### [Exercise data]
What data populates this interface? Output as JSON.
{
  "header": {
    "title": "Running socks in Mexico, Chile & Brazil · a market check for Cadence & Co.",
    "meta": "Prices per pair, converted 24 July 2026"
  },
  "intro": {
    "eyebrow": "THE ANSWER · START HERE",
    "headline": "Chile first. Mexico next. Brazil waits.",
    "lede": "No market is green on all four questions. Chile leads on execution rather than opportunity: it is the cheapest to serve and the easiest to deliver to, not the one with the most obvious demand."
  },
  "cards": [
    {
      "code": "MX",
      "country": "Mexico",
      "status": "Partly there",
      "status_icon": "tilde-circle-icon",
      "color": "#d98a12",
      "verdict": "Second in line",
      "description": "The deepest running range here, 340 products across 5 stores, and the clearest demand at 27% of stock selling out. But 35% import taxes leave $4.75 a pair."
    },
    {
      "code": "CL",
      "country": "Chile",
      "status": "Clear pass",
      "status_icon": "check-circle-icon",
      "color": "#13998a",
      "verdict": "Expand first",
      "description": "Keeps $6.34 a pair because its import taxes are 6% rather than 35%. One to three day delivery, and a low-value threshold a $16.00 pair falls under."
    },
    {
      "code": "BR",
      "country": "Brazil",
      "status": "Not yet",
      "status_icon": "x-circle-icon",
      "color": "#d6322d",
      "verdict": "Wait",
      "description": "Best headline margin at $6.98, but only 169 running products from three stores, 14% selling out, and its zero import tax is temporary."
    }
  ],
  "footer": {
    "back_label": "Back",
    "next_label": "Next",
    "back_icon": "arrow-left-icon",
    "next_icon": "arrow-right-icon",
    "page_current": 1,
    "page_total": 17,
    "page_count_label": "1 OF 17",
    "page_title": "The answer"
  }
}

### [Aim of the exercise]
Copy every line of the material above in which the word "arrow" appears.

### [Exercise result]
    "back_icon": "arrow-left-icon",
    "next_icon": "arrow-right-icon",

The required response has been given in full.